After all that, we went to dinner at a place I'd read about in our guide book that specialized in BBQing food at your own table. We ordered marinated chicken, beef and vegetables (tofu, potatoes, okra, pineapple, plantains, onions, tomato) that we then grilled over a small charcoal fire at the table. Delicious and interactive!

Birthday BBQ

And as travel continues to teach me, sometimes it's best if the best laid plans go out the window. We had originally planned to go to another nearby restaurant for dessert. But we had forgotten to bring our bag, which included our camera (thanks for the pictures, Alison!) and our guidebook with the necessary information. We saw some other tourists (aka white people) in the restaurant looking at their Lonely Planet, so Tyler went over to see if he could get the information. Turns out they were French (as was their guidebook) but they managed to communicate OK and even got the name of a nearby patisserie. We went there instead and greatly amused the girls at the countering by trying to order my birthday desserts. I really wanted to try one of everything, but made do with a small banana cake, coconut cake, green bean cake, and a profiterole.

Vietnamese Patisserie

Thanks to Tyler and Alison for making my birthday away from home so wonderful!

Two days of R&R and time spent with a real friend with whom we could talk to about more than just the usual travel banter (where are you from, where have you been, where are you going) worked wonders for us both. We were back to feeling like normal human beings, happy to see the world around us and continue our adventures.

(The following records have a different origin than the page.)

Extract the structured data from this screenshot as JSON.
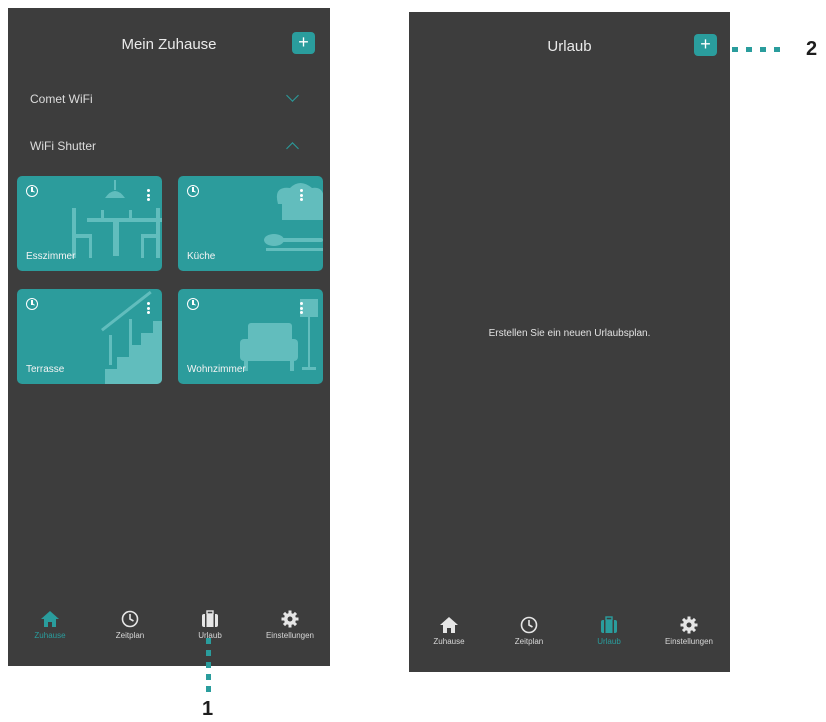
{
  "left_screen": {
    "title": "Mein Zuhause",
    "add_label": "+",
    "sections": [
      {
        "label": "Comet WiFi",
        "expanded": false
      },
      {
        "label": "WiFi Shutter",
        "expanded": true
      }
    ],
    "rooms": [
      {
        "name": "Esszimmer",
        "icon": "dining-room-icon"
      },
      {
        "name": "Küche",
        "icon": "kitchen-icon"
      },
      {
        "name": "Terrasse",
        "icon": "stairs-icon"
      },
      {
        "name": "Wohnzimmer",
        "icon": "living-room-icon"
      }
    ],
    "nav": [
      {
        "label": "Zuhause",
        "icon": "home-icon",
        "active": true
      },
      {
        "label": "Zeitplan",
        "icon": "clock-icon",
        "active": false
      },
      {
        "label": "Urlaub",
        "icon": "suitcase-icon",
        "active": false
      },
      {
        "label": "Einstellungen",
        "icon": "gear-icon",
        "active": false
      }
    ]
  },
  "right_screen": {
    "title": "Urlaub",
    "add_label": "+",
    "empty_message": "Erstellen Sie ein neuen Urlaubsplan.",
    "nav": [
      {
        "label": "Zuhause",
        "icon": "home-icon",
        "active": false
      },
      {
        "label": "Zeitplan",
        "icon": "clock-icon",
        "active": false
      },
      {
        "label": "Urlaub",
        "icon": "suitcase-icon",
        "active": true
      },
      {
        "label": "Einstellungen",
        "icon": "gear-icon",
        "active": false
      }
    ]
  },
  "callouts": [
    "1",
    "2"
  ],
  "colors": {
    "accent": "#2a9d9d",
    "screen_bg": "#3d3d3d",
    "tile_bg": "#2c9c9c"
  }
}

Oh, and in other noteworthy news, Tyler decided the beard was too hot in Southeast Asia and got a trim....


1 comment:

ambika said...

Happy belated birthday! Sounds like one to remember!